In today’s News:
Egger extended call for President of Concordia Seminary, St. Louis
Concordia Seminary, St. Louis has extended a call to Dr. Thomas J. Egger, the Gustav and Sophie Butterbach Professor of Exegetical Theology and chairman of the Department of Exegetical Theology at Concordia Seminary, to serve as the 11th president in the school’s 182-year history. The call was extended after a unanimous vote on the first ballot by the electors and following interviews with the final slate of two candidates. Egger was originally nominated for the presidency by all three sources that Synod Bylaws allow to submit nominations: the faculty of Concordia Seminary, the Board of Regents of Concordia Seminary and numerous LCMS congregations.
Republicans move to save women’s sports
Republican Sen. Mike Lee of Utah last week led 13 of his colleagues in introducing the Protection of Women and Girls in Sports Act, legislation that would protect athletic opportunities for female athletes. Specifically, the bill would ensure that Title IX provisions relating to athletics treat sex as that which is “recognized based solely on a person’s reproductive biology and genetics at birth.” Further, if any recipient of federal funding who operates, sponsors or facilitates athletic programs or activities permits a male to participate in a women’s sporting event, they would be found to be violation of the statutory regulations outlined in Title IX.
Supreme Court reopens California houses of worship
The Supreme Court issued an injunction stopping California’s extreme COVID-19 ban on indoor worship in churches, synagogues and other houses of worship. The Court ruled in two cases, South Bay United Pentecostal Church v. Newsom and Harvest Rock Church v. Newsom. Both churches sued California Gov. Gavin Newsom, challenging the state’s total ban on indoor worship services — the most extreme in the nation — that targeted churches for closure while allowing non-essential retail stores such as Macy’s to open to hundreds of customers, as well as hair salons, nail salons and Hollywood soundstages. The Justices wrote several opinions in addition to the Court’s order
Senate Democrats block ‘Born Alive’ legislation

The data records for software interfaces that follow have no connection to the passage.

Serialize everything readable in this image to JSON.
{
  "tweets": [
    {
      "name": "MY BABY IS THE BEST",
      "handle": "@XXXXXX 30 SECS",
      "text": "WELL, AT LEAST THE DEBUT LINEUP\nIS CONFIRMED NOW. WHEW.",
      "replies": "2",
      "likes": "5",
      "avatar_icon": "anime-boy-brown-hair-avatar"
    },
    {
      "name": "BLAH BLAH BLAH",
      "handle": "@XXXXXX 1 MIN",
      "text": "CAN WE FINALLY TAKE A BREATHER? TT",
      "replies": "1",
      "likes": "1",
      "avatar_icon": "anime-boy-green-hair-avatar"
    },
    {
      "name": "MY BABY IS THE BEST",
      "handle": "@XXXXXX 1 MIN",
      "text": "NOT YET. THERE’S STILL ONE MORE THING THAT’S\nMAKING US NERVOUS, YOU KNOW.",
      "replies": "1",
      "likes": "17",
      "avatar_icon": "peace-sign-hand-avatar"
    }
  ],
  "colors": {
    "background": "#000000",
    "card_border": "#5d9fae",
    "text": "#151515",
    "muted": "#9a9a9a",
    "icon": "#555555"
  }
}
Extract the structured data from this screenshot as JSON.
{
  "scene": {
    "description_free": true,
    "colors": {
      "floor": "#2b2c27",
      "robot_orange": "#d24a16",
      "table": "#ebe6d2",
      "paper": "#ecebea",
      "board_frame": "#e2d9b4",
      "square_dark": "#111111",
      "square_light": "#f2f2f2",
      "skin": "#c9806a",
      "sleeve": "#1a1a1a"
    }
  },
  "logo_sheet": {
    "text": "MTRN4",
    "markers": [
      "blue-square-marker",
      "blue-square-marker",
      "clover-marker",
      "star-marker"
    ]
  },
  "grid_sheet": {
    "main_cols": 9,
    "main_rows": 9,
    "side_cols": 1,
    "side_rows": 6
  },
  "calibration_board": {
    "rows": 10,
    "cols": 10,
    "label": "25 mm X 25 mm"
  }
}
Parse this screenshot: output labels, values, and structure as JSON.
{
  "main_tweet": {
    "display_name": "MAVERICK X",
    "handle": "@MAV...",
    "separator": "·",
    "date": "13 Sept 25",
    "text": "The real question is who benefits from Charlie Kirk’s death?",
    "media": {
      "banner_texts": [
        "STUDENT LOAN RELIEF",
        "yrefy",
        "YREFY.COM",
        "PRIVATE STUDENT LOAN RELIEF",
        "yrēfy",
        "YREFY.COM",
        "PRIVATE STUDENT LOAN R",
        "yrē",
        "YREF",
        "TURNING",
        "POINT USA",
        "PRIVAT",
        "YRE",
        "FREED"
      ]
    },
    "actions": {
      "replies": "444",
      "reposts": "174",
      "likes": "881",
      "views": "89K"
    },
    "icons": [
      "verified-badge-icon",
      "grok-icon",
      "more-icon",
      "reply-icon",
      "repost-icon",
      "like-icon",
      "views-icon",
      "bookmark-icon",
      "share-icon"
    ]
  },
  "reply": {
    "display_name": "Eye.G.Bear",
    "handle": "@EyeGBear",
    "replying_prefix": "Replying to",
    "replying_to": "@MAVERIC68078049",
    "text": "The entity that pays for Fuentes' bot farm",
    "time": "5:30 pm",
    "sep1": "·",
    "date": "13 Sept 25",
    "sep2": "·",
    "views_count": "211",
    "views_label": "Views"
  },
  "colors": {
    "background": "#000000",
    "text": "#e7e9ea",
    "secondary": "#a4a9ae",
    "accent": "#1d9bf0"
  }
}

With a vote of 52-48, the Born-Alive Abortion Survivors Protection Act failed as an amendment to the 2021 Budget Resolution in the Senate. All Senate Republicans, along with Democratic Senators Joe Manchin of West Virginia and Bob Casey, Jr. of Pennsylvania, voted in favor of the amendment. Forty-eight Senate Democrats blocked the amendment, which required 60 votes to pass. The Born-Alive Abortion Survivors Protection Act requires that, when a baby is born alive following an abortion, health care practitioners must exercise the same degree of professional skill and care that would be offered to any other child born alive at the same gestational age. It also requires that, following appropriate care, health care workers must transport the child immediately to a hospital.